About a month ago, a much-needed holiday sees us in Port Douglas to escape the Winter blues for a week. It was perfect. Sunny, blue skies with an average of 26C everyday. All that was on our agenda was to relax, snorkel in the Great Barrier Reef and drive around the Daintree Forest area. Oh and did I mention soaking up some sun at the beach?
Naturally, I looked up a few places for us to eat. There’s not that much to Port Douglas. There’s a marina, a beach and two main roads; one is lined with hotel resorts and the other is lined with restaurants and shops. Just about every night of the week, there seems to be an abundance of people in the main hub of town which is odd because we’d hardly see that many people about during the day.
We booked for a table early in the week at Bucci but the earliest we could be seated was at 8pm. Upon arriving at the restaurant we noticed it was bursting with energy; most of the tables were occupied, waitstaff were scrambling around trying to attend to diners while setting up for the next service. There was apparently no record of my booking… Great! Luckily they were able to seat us eventually though.
It took a while for them to find their feet; the same waitress that took our drink order had asked us whether we had ordered drinks already, only to then realise that as she said had took our order and that the drinks were just taking its time to get to us. Whenever I see these words Innocent Bystander Moscato, I just know that I must have a glass or two of it. A pink moscato that is fruity and sweet but not sickening. What’s not to love about it? We can’t exactly remember the glass of Italian red that Ant settled on but I think he enjoyed it.
There was no possible way I could pass up having Burrata Tartufata ($18.50). A ball of cheese from Vanella cheese factory made in the same way as mozzerella but filled with cream and truffle so when you cut into it, cream with a hint of truffle oozes out. Irresistible on its own already, the soft and creamy cheese is served with crispy pancetta, rocket, truffle honey, blueberries and walnuts. Not something that you would normally picture with cheese, the blueberries provided a slight sweetness.
Carpaccio di manzo ($21) is one of those dishes that you’ll refuse to share. Paper thin slices of aged Black Angus beef fillet is elegantly dressed with lashings of extra virgin olive oil, pecorino, rocket, lemon and truffle. The beef melts once it touches your tongue and you’ll be tempted to scoff the entire thing down in one go, until you remind yourself that you’re in a public area.
My main of maltagliati in salsa di coniglio (main size $28) features a light braised rabbit, tomato and sage sauce with fresh silky sheets of torn pasta. The first thing I noticed was the intoxicating perfume of the dish, juicy scents of tomato and sage whet my tastebuds before I could even place some food on the fork. Don’t be fooled by the description of the sauce as being “light” it probably refers to the fact that it’s almost broth like as oppose to a thick tomato sauce. Actually, the umami flavour eventually became a little overwhelming for me but I couldn’t stop eating it. You can’t go wrong with delicate, shredded braised meat. There was a fellow dinner eyeing my main as she was deciding on what to order so I couldn’t help but recommend the dish to her.

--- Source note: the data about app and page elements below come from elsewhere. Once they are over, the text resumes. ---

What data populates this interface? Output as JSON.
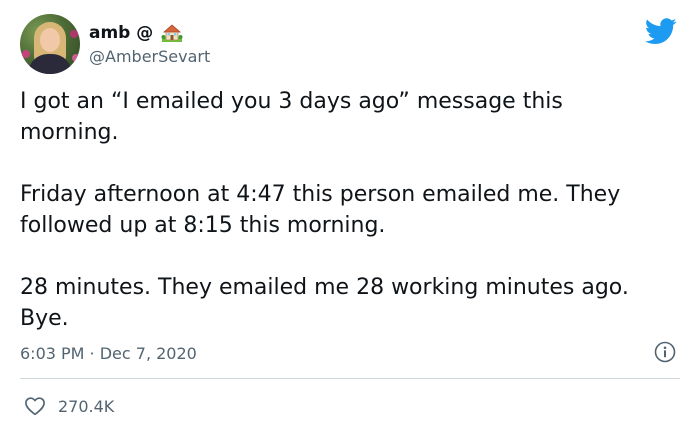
{
  "author": {
    "display_name": "amb @",
    "handle": "@AmberSevart",
    "name_emoji_icon": "house-with-garden-icon"
  },
  "tweet": {
    "paragraphs": [
      "I got an “I emailed you 3 days ago” message this morning.",
      "Friday afternoon at 4:47 this person emailed me. They followed up at 8:15 this morning.",
      "28 minutes. They emailed me 28 working minutes ago. Bye."
    ],
    "timestamp": "6:03 PM · Dec 7, 2020"
  },
  "engagement": {
    "likes": "270.4K"
  },
  "icons": {
    "brand": "twitter-bird-icon",
    "info": "info-icon",
    "like": "heart-icon"
  },
  "colors": {
    "brand_blue": "#1d9bf0",
    "secondary_text": "#536471",
    "primary_text": "#0f1419",
    "divider": "#cfd9de"
  }
}
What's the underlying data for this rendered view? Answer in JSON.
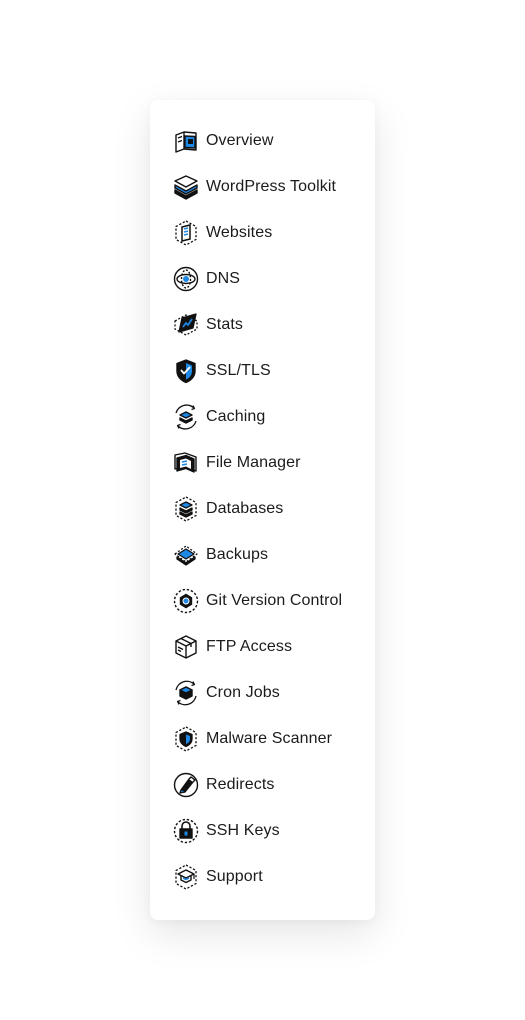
{
  "colors": {
    "accent": "#1e88e5",
    "ink": "#111111",
    "card_background": "#ffffff"
  },
  "menu": {
    "items": [
      {
        "label": "Overview",
        "icon": "overview-icon"
      },
      {
        "label": "WordPress Toolkit",
        "icon": "wordpress-toolkit-icon"
      },
      {
        "label": "Websites",
        "icon": "websites-icon"
      },
      {
        "label": "DNS",
        "icon": "dns-icon"
      },
      {
        "label": "Stats",
        "icon": "stats-icon"
      },
      {
        "label": "SSL/TLS",
        "icon": "ssl-shield-icon"
      },
      {
        "label": "Caching",
        "icon": "caching-icon"
      },
      {
        "label": "File Manager",
        "icon": "file-manager-icon"
      },
      {
        "label": "Databases",
        "icon": "databases-icon"
      },
      {
        "label": "Backups",
        "icon": "backups-icon"
      },
      {
        "label": "Git Version Control",
        "icon": "git-icon"
      },
      {
        "label": "FTP Access",
        "icon": "ftp-box-icon"
      },
      {
        "label": "Cron Jobs",
        "icon": "cron-jobs-icon"
      },
      {
        "label": "Malware Scanner",
        "icon": "malware-scanner-icon"
      },
      {
        "label": "Redirects",
        "icon": "redirects-icon"
      },
      {
        "label": "SSH Keys",
        "icon": "ssh-key-icon"
      },
      {
        "label": "Support",
        "icon": "support-icon"
      }
    ]
  }
}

Ant had the Agnello affumicato nel fieno ($33.50), hay baked rack of lamb served with porcini crushed potatoes, spinach and salsa verde. Cooked to perfection, the lamb was tender and juicy. The potatoes were almost like mashed potatoes rather than crushed and the sautéed spinach were a touch on the salty side.
The insalata di panzanella ($8.50) was a disappointment for me. Typically, stale bread and tomatoes are the two main ingredients to this simple Italian bread salad, but this version was filled to the rim with rocket instead. The panzanella salad that I first had, which made me fall in love with it, featured a hard bread called biscotto (not to be confused with the sweet biscotti) which would soak up the lovely tomato juices without having it going soggy. That was what I was hoping for with this salad but sadly it was soggy.
The infamous chocolate nemesis cake ($13.50), praised by just about every chef that has had a stint at The River Cafe, is a cross between a chocolate mousse and souffle. Served with vanilla mascarpone and crushed frozen raspberries, these were perfect accompaniments for this decadent chocolate cake. Now we can understand why so many people rave on about it.
Cannoli di torrone ($12.50) features three cannoli filled with a tradititional Italian nougat semifreddo dotted with crushed pistachios and finely chopped glacé cherries. Fortunately the cannoli shell remains crispy with the soft and airy semifreddo. The warm lemon thyme infused honey adds a pleasant savoury note to the cannoli which somehow takes away from the sweetness of the semifreddo.
We had an enjoyable night being spoilt by good food and observing waitstaff deal with a troublesome diner. Service can be a bit frantic initially but it was always friendly and helpful. You’ll be forgiven to think that you’re dining in an al fresco restaurant in Italy when in fact you’re actually sitting in an area between two shops in tropical North Queensland.